One of the most enjoyable parts of pond keeping is watching your graceful Koi gliding in the water. Koi, although often mistaken for goldfish, are in the Carp family. With hundreds of categories of Koi in many different colors and patterns it is no wonder they are referred to as living jewels. Many pond keepers are confused about how much, how often, when and what to feed their Koi. Should they be fed once a day or five times a day? Do I feed until they cannot eat any more? Do the ingredients in the Koi food really matter?
Search for Koi feeding on the internet and you will find many different answers to these questions. Look at the instructions on different brands of Koi food and they vary as well, which only adds to the confusion. Your goal, of course, is to have a healthy pond with healthy, happy fish. The truth is your Koi could easily go two weeks or more without being fed. They are bottom feeders by nature and will eat the algae and muck from the bottom or sides of your pond helping to keep it clean. The rule of thumb is to feed your Koi a quality high protein Koi food in warm weather once or twice a week and only what they can eat in three minutes time. Any more than that and you will only be feeding the muck in your pond making it hard to keep your filters clean and your pond clear and healthy.
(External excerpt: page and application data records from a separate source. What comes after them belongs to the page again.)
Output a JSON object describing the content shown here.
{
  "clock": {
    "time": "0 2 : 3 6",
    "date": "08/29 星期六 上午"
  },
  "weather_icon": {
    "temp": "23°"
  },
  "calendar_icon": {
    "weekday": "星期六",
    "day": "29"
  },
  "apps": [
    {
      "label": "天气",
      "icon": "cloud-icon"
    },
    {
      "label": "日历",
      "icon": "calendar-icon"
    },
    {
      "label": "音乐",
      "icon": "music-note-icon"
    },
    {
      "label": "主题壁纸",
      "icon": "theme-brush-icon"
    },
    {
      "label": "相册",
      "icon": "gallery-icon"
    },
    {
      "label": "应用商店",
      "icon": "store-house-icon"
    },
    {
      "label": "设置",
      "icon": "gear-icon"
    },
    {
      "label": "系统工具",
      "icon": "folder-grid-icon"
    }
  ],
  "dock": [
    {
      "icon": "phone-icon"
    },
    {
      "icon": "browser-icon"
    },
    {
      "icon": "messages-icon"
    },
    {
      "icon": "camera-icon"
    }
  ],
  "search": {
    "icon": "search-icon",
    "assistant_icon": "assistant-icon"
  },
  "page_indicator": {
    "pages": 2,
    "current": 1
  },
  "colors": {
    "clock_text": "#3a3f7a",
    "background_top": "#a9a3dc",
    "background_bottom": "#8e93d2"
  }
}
Koi will not stop eating when they are “full”. They will continue to eat as long as you are feeding them leading to unhealthy obese, sluggish fish.
The ingredients in your Koi food are also important. Crude Protein percentage is an important factor. It is what helps the fish to grow. Look for 32-38% crude protein in your Koi food or 40% or higher in high growth foods. While protein should be high the ash content should be low. Ash is basically preservatives and non-digestible ingredients. You want to look at the first 4 or 5 ingredients to determine the quality of the food. The first ingredient listed on the package is what it contains the most of. In many “junk” fish foods, cornmeal or soymeal is used as filler, stay away from foods that list these items first. It will make the food cheaper & help fill the package but it will not fill your fish. Koi do not retain nutrients from corn which is passed quickly through the fish and expelled as waste in the pond creating muck and cloudy water. Fishmeal listed as a first ingredient is a sign of a quality food. You cannot go wrong with foods made with natural ingredients like garlic, spirulina, fruits and vegetables. Quality Koi food will be “used” by the Koi resulting in less waste and a cleaner pond. There are many quality brands on the market but we recommend Legacy Koi food by Ecological Labs.
How do you know if you are feeding too much or too often? If you are losing fish or have ammonia present in your pond water, you are feeding too much. If you have a problem with algae or muck built up on the bottom of the pond then you are feeding too much! If you have green water, then you are feeding too much! Of course, algae & muck may be caused by other problems like leaf decay, an overstocked pond or a pond in full sun with no plants, but 90% of the time it is caused by over feeding. Pond and Koi lovers are groaning “but I love to feed my fish”. There is a compromise, if you must feed every day try substituting fresh fruits and veggies a couple days a week. Koi go crazy for watermelon and bananas, Zucchini and frozen peas to a name a few. If it’s good for you then it’s good for your Koi babies. Plus this is a great way to use up those over ripe fruits and veggies that you hate to throw away. Remember a healthy pond means less work for you and more time to enjoy your living jewels.